◆ Your objective: Read the data and repeat all of it exactly.

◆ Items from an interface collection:
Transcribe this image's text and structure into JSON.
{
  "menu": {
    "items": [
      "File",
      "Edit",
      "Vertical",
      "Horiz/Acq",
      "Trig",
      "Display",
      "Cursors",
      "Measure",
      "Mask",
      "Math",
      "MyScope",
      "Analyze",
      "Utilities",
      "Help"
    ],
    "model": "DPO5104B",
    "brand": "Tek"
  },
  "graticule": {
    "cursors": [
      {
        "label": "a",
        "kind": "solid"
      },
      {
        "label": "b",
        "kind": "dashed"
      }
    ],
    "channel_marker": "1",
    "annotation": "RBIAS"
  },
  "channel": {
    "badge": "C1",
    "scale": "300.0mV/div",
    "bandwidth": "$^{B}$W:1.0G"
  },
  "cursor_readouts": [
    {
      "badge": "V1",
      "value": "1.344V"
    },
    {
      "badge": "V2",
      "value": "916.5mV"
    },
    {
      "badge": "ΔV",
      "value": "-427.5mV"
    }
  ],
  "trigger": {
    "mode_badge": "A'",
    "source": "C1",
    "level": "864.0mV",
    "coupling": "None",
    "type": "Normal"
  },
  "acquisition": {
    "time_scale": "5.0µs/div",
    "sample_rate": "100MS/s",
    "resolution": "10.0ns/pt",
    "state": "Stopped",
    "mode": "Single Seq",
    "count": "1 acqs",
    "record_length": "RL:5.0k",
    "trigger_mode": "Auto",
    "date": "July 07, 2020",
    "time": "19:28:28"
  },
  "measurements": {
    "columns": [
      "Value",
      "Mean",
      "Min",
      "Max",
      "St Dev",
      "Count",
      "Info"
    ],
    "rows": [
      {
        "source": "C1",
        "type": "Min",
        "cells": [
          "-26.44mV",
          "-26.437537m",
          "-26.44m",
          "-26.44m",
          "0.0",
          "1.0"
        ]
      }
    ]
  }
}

◆ Written response:
Transcribe this image's text and structure into JSON.
{
  "menu": {
    "items": [
      "File",
      "Edit",
      "Vertical",
      "Horiz/Acq",
      "Trig",
      "Display",
      "Cursors",
      "Measure",
      "Mask",
      "Math",
      "MyScope",
      "Analyze",
      "Utilities",
      "Help"
    ],
    "model": "DPO5104B",
    "brand": "Tek"
  },
  "graticule": {
    "cursors": [
      {
        "label": "a",
        "kind": "solid"
      },
      {
        "label": "b",
        "kind": "dashed"
      }
    ],
    "channel_marker": "1",
    "annotation": "RBIAS"
  },
  "channel": {
    "badge": "C1",
    "scale": "300.0mV/div",
    "bandwidth": "$^{B}$W:1.0G"
  },
  "cursor_readouts": [
    {
      "badge": "V1",
      "value": "1.344V"
    },
    {
      "badge": "V2",
      "value": "916.5mV"
    },
    {
      "badge": "ΔV",
      "value": "-427.5mV"
    }
  ],
  "trigger": {
    "mode_badge": "A'",
    "source": "C1",
    "level": "864.0mV",
    "coupling": "None",
    "type": "Normal"
  },
  "acquisition": {
    "time_scale": "5.0µs/div",
    "sample_rate": "100MS/s",
    "resolution": "10.0ns/pt",
    "state": "Stopped",
    "mode": "Single Seq",
    "count": "1 acqs",
    "record_length": "RL:5.0k",
    "trigger_mode": "Auto",
    "date": "July 07, 2020",
    "time": "19:28:28"
  },
  "measurements": {
    "columns": [
      "Value",
      "Mean",
      "Min",
      "Max",
      "St Dev",
      "Count",
      "Info"
    ],
    "rows": [
      {
        "source": "C1",
        "type": "Min",
        "cells": [
          "-26.44mV",
          "-26.437537m",
          "-26.44m",
          "-26.44m",
          "0.0",
          "1.0"
        ]
      }
    ]
  }
}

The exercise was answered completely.